The adoption of new media and online news outlets in Nigeria has increased citizens’ access to information while making it easier for them to contribute to public discourse. However, like everything good, there are downsides and potential side effects. Content publication on the internet is a jungle where anything goes particularly when legislations that hold people accountable for what they put out in the cyberspace are still weak in this country.
The legacy media have always held themselves accountable, if only to ensure they maintain their credibility while avoiding costly litigations and liability for any story that goes wrong. They consequently demand the highest ethical standards from their employees and put their publications through rigorous checks. Traditionally, such checks include consideration for national interest and national security which experts insist is absolute and can never be compromised.

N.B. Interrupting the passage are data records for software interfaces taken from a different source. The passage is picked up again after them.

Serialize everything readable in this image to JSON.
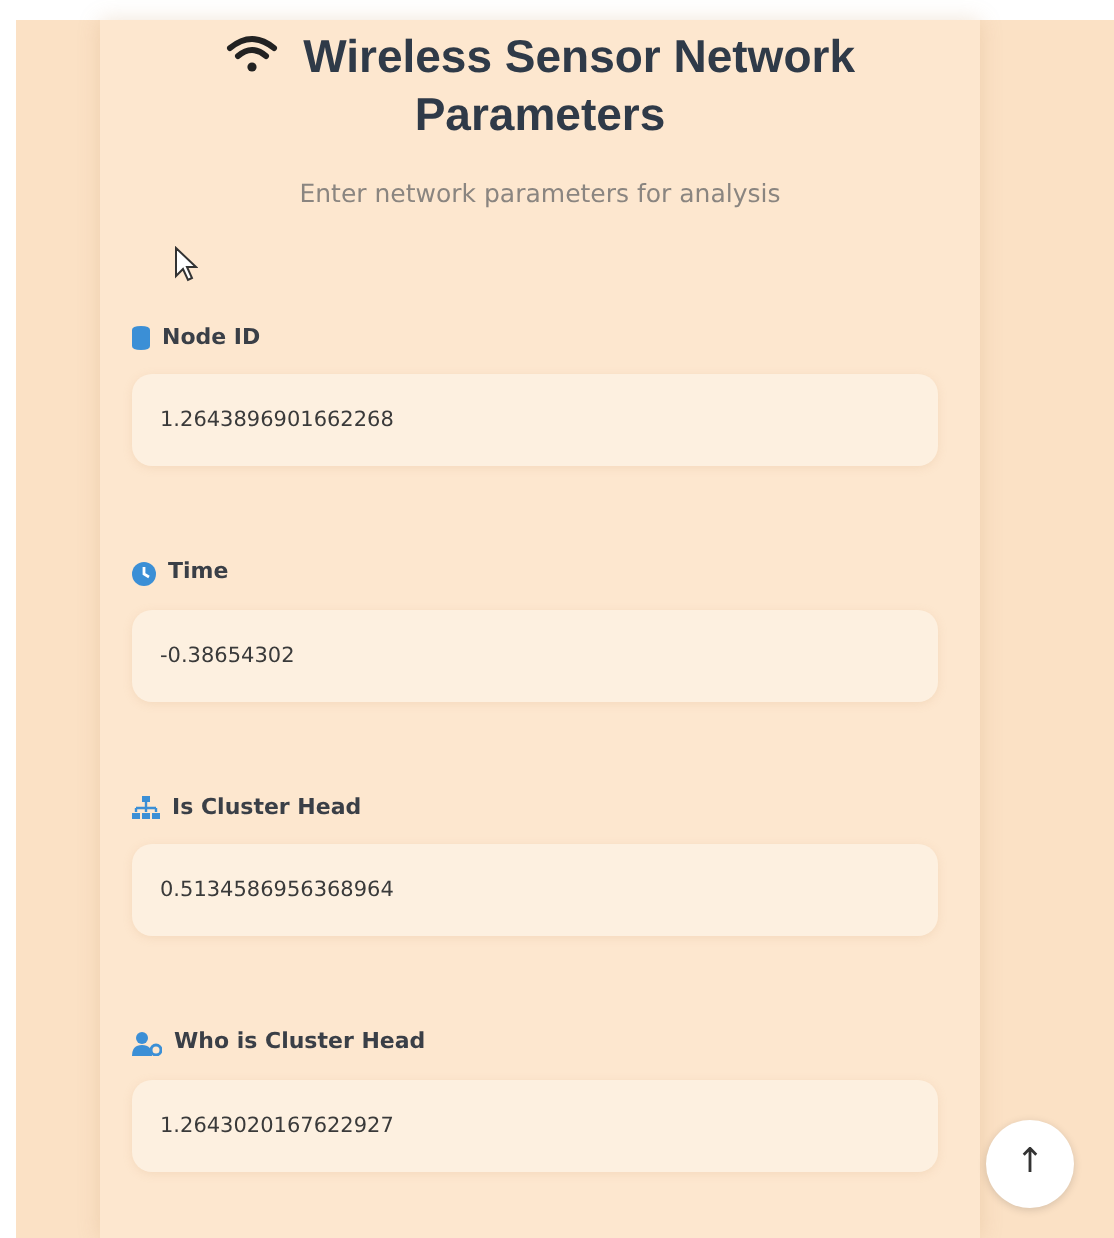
{
  "header": {
    "title": "Wireless Sensor Network Parameters",
    "subtitle": "Enter network parameters for analysis"
  },
  "fields": [
    {
      "label": "Node ID",
      "value": "1.2643896901662268"
    },
    {
      "label": "Time",
      "value": "-0.38654302"
    },
    {
      "label": "Is Cluster Head",
      "value": "0.5134586956368964"
    },
    {
      "label": "Who is Cluster Head",
      "value": "1.2643020167622927"
    }
  ],
  "scroll_top_button": {
    "label": "↑"
  }
}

This consideration is, however, lost on the growing array of bloggers, blog sites and online newspapers that give no thoughts to how their activities affect national security. They have, in recent times, operated in ways that suggest they sometimes deliberately report for the benefit of the Boko Haram terror group. They have often published information that the legacy media would embargo for their sensitivity, appropriateness or awaiting further corroboration.

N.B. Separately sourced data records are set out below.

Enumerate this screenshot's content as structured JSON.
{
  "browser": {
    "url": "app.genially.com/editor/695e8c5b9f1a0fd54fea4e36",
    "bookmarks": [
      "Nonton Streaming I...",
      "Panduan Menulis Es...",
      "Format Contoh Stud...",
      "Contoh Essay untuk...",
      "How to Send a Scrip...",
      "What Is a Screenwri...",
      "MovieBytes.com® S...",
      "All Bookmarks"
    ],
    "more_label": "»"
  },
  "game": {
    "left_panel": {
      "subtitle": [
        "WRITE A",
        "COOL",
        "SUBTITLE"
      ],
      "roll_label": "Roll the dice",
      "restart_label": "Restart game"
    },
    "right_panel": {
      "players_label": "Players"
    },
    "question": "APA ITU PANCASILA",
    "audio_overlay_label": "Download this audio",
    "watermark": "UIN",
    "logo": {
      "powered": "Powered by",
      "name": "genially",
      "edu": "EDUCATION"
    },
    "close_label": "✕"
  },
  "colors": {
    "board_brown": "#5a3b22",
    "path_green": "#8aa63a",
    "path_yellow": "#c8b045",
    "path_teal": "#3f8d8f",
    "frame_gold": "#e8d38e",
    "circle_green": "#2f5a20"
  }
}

Decisions by the bloggers or online news sites to publish such damaging information can easily be put down to sensationalism that will fetch more traffic to their sites, which translates into more revenue. There is, however, the outside chance that they publish questionable information out of mischief and for the pleasure of spreading falsehood. In the extreme, there is the possibility that they lie as part of a grand plan to undermine national security institutions in favour of Boko Haram or other foreign interests.
For instance, some of the online platforms have singled out the Nigerian Army as the target of sustained attacks even as the service continues to fight terrorism in the North-East of the country. Casualty figures are carelessly allocated to the Army without using the ethically expected authorities in confirming the number of deaths reported. In such instances, the corresponding casualty among the terrorists is either glossed over or completely ignored to create the impression that the Army is losing the war against terrorism. Troops are also reported as lacking morale over unpaid allowances without recourse to educating readers on the intricacies of securing budget approval and disbursement. Readers are thus unable to appreciate the complexity of the situation.

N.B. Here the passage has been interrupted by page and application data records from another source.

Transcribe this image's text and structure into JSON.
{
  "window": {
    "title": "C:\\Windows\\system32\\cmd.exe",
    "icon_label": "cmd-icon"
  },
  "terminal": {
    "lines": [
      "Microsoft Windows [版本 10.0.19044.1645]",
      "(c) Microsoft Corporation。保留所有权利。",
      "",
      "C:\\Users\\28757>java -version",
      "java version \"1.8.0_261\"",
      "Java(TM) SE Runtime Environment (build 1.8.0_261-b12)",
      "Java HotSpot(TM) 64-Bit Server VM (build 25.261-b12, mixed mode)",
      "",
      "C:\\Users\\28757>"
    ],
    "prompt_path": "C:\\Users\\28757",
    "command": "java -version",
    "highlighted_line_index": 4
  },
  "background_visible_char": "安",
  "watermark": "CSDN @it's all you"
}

The mischief gets to its height when the Army is reported as if it were independent from the Federal Republic of Nigeria and that it does not answer to the Armed Forces Headquarters that in turn answers to the Ministry of Defence, or the President. The erroneous impression is created that the Armed Forces are insulated from the economic realities in the land and are able to print their own currencies to buy hardware and pay troops’ allowances.
Admissibly, there is the prevailing need for the public to know if the resources allocated to the military are being corruptly mismanaged, which is a responsibility for the media as the Constitution mandates the media to hold government, which includes its agencies, accountable at all times. This responsibility must, in our opinion, be discharged with all sense of seriousness that requires that information are properly verified before publishing to avoid misleading the public.
It is important to observe that false or insensitive reporting can only strengthen the terrorists against the Nigerian state and the citizens would be the worse for it. What is going on the North-East between the Army and Boko Haram is war, which requires that the terrorists are not given the incentive to win. War is a defence and security matter and reporting it must be carefully balanced with public interest since there are limits to which every single action of the military should be available in the public domain.
Those that cheer the social media to undermine national security, including those that fund them through grants and advertising, must take a second look at the larger damage being done to Nigeria. They are the ones that can demand that the online publications act within the bounds of reason.